Dataset rows describing interfaces:
☆ ☆ ☆ ☆

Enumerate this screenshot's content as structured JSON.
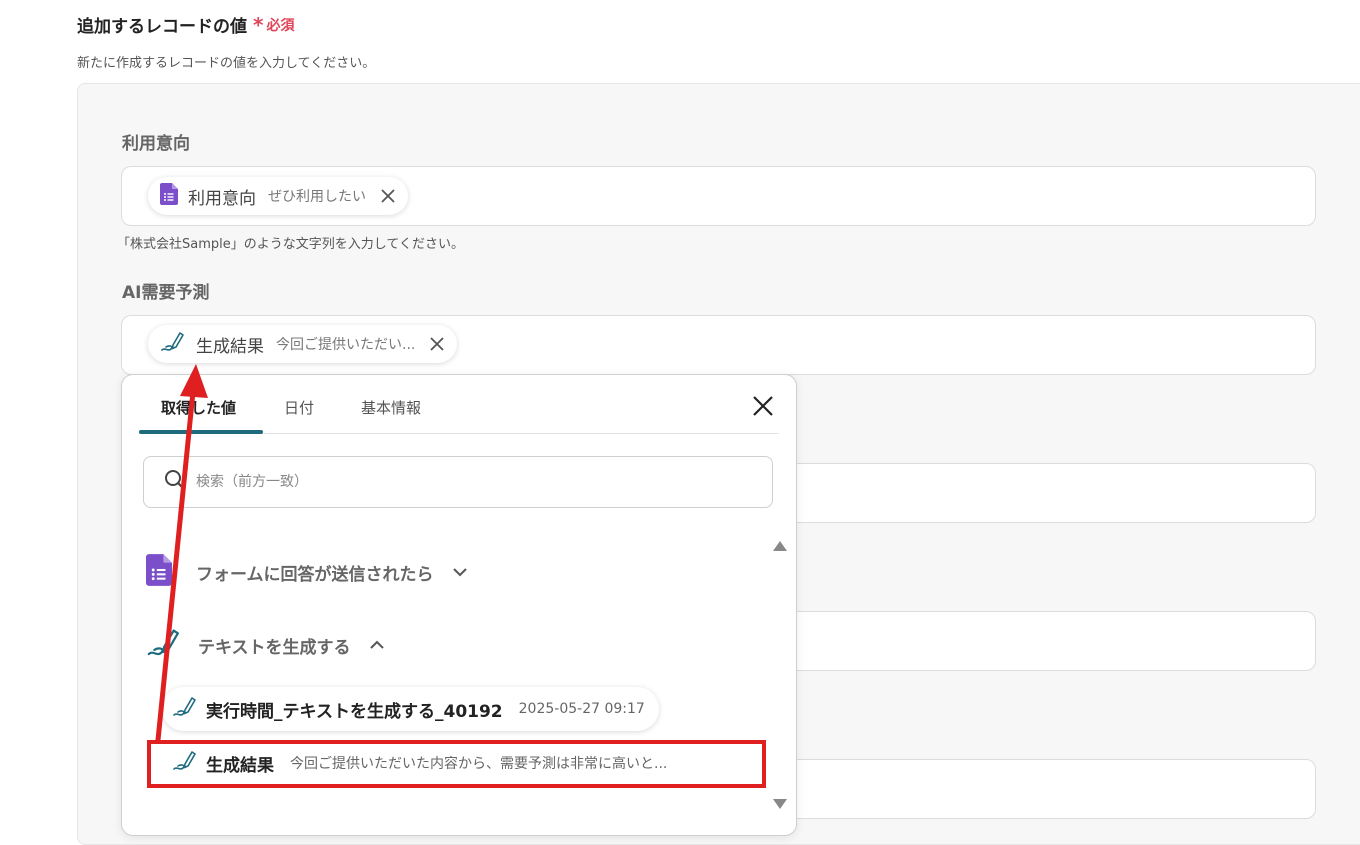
{
  "header": {
    "title": "追加するレコードの値",
    "required_star": "*",
    "required_label": "必須",
    "description": "新たに作成するレコードの値を入力してください。"
  },
  "fields": {
    "f1": {
      "label": "利用意向",
      "pill_name": "利用意向",
      "pill_value": "ぜひ利用したい",
      "pill_icon": "google-forms-icon",
      "hint": "「株式会社Sample」のような文字列を入力してください。"
    },
    "f2": {
      "label": "AI需要予測",
      "pill_name": "生成結果",
      "pill_value": "今回ご提供いただい...",
      "pill_icon": "ai-pen-icon"
    }
  },
  "popup": {
    "tabs": [
      "取得した値",
      "日付",
      "基本情報"
    ],
    "active_tab": "取得した値",
    "search_placeholder": "検索（前方一致）",
    "groups": {
      "g1": {
        "label": "フォームに回答が送信されたら",
        "icon": "google-forms-icon",
        "expanded": false
      },
      "g2": {
        "label": "テキストを生成する",
        "icon": "ai-pen-icon",
        "expanded": true
      }
    },
    "items": {
      "i1": {
        "name": "実行時間_テキストを生成する_40192",
        "value": "2025-05-27 09:17"
      },
      "i2": {
        "name": "生成結果",
        "value": "今回ご提供いただいた内容から、需要予測は非常に高いと..."
      }
    }
  },
  "colors": {
    "required": "#e0455a",
    "tab_underline": "#1e6b80",
    "annotation_red": "#e02020",
    "forms_purple": "#7b4fc9"
  }
}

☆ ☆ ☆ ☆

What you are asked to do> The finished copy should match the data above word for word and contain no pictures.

Solution to the exercise>
Enumerate this screenshot's content as structured JSON.
{
  "header": {
    "title": "追加するレコードの値",
    "required_star": "*",
    "required_label": "必須",
    "description": "新たに作成するレコードの値を入力してください。"
  },
  "fields": {
    "f1": {
      "label": "利用意向",
      "pill_name": "利用意向",
      "pill_value": "ぜひ利用したい",
      "pill_icon": "google-forms-icon",
      "hint": "「株式会社Sample」のような文字列を入力してください。"
    },
    "f2": {
      "label": "AI需要予測",
      "pill_name": "生成結果",
      "pill_value": "今回ご提供いただい...",
      "pill_icon": "ai-pen-icon"
    }
  },
  "popup": {
    "tabs": [
      "取得した値",
      "日付",
      "基本情報"
    ],
    "active_tab": "取得した値",
    "search_placeholder": "検索（前方一致）",
    "groups": {
      "g1": {
        "label": "フォームに回答が送信されたら",
        "icon": "google-forms-icon",
        "expanded": false
      },
      "g2": {
        "label": "テキストを生成する",
        "icon": "ai-pen-icon",
        "expanded": true
      }
    },
    "items": {
      "i1": {
        "name": "実行時間_テキストを生成する_40192",
        "value": "2025-05-27 09:17"
      },
      "i2": {
        "name": "生成結果",
        "value": "今回ご提供いただいた内容から、需要予測は非常に高いと..."
      }
    }
  },
  "colors": {
    "required": "#e0455a",
    "tab_underline": "#1e6b80",
    "annotation_red": "#e02020",
    "forms_purple": "#7b4fc9"
  }
}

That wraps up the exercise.